The Senior Champion was Emmett Sawyer, Acme, AB; First Runner-up: Shaughnessy Riordan, Pokeshaw, NB; Second Runner-up: Casey Riddle, Elmira, ON.

The Junior Champion was Nate Caughill, Melancthon, ON; First Runner-up: Carmen White, Claresholm, AB; Second Runner-up: Hunter Reid, Hafford, SK.

The 34th edition of CYSA welcomed 29 competitors, aged 11 to 24, from across Canada who offered their insights and solutions regarding the following topics:

  • My view on diversity in Canadian agriculture.
  • Canadian agriculture needs more people - and this is how we're going to get them.
  • What is sustainability and why does it matter to Canadian agriculture?
  • The next big thing in Canadian agriculture is: _______.
  • How can we educate urban populations about where our food comes from and the industry standards involved?
  • Food Processing: Trends and Market Opportunities
  • Local Opportunities for Micro Food Processing

  • "One only has to listen to our participants to absorb the enthusiasm and motivation these young people have for agriculture and its future. It is infectious," said Ted Young, CYSA Board Chair. "This is one of the main reasons that motivates the CYSA team to host this event year after year. It is so rewarding to see these young people share their passion and their stories. They made all of us feel so proud."

    "We were very pleased to welcome a sampling of participants from across Canada, especially a record-breaking three from my home province of Quebec," said CYSA president April Stewart. "Each year, the CYSA board, judges, and audience members can't wait to see what these young people bring to the stage - and they never fail to impress!"

    Each year the renowned public speaking competition is held at the Royal Agricultural Winter Fair (a Platinum sponsor of CYSA) in Toronto. The competition is open to youth ages 11 to 24 with a passion for agriculture whether raised on a farm, in the country or in the city.

    Canadian Young Speakers for Agriculture is a national, bilingual competition that provides a platform for participants to share their opinions, ideas and concerns about the Canadian agri-food industry in a five- to seven-minute prepared speech.

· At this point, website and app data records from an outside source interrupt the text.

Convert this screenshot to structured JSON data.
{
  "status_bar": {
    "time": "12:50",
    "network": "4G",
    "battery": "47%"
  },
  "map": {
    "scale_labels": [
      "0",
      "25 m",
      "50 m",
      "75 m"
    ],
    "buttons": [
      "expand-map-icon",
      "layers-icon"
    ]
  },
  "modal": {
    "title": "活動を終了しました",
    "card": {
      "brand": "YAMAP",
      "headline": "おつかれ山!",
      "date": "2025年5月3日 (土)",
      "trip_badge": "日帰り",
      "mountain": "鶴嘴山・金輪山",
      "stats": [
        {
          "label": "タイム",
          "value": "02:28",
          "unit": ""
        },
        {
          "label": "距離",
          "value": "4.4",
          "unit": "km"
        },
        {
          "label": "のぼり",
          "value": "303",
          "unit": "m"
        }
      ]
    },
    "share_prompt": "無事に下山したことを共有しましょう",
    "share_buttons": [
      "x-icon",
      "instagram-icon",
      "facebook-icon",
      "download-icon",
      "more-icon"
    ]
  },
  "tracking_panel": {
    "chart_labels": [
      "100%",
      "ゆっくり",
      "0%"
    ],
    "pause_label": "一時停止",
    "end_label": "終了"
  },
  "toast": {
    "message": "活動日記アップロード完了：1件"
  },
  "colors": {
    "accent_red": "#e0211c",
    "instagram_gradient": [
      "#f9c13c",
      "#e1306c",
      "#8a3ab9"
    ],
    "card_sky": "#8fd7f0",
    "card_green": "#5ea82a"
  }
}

    Since the first competition held at the Royal Winter Fair in honour of the International Year of the Youth in 1985, it has gone on to become the premier public speaking event in Canada for young people interested in agriculture, with more than 980 participants over the years.

    For more information about CYSA, visit the Canadian Young Speakers for Agriculture website.